Jon Sanders writes about a new report from the National Employment Law Project, which looks at how state occupational licensing laws make it difficult for people with arrest and conviction records to find work. And if you have an arrest record, it’s even harder.

How, specifically, does our state impose barriers? This is from the NELP report:

  • Over one million people (15 percent of the adult population) with arrest or conviction records
  • 22 percent of the workforce employed in fields where they are required to have an occupational license
  • Over 16,000 people released from prison in 2015, an amount nearly 70 percent higher than in 2000
  • 641 separate disqualifications in state occupational licensing laws for having a conviction record (North Carolina has the 11th most disqualifications in the country; second in the Southeast)

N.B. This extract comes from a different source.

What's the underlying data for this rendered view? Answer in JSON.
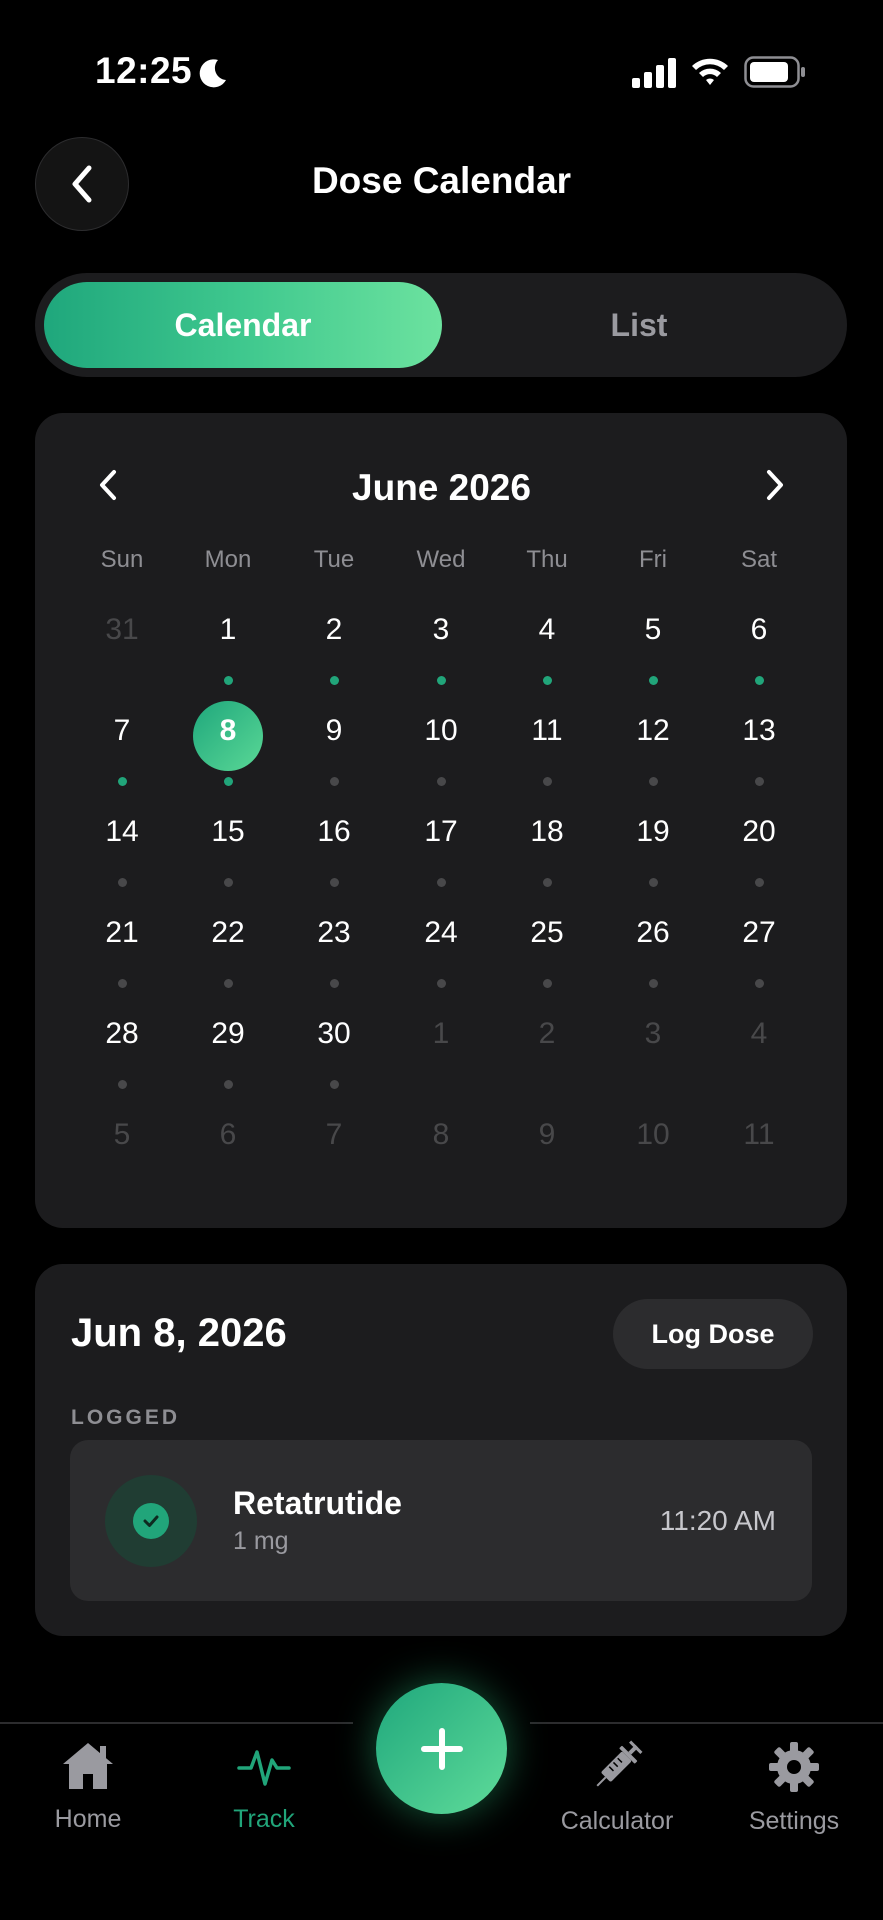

Criminal justice reform is an issue that attracts concern from both sides of the political aisle. Will the two major parties work together to work toward common goals?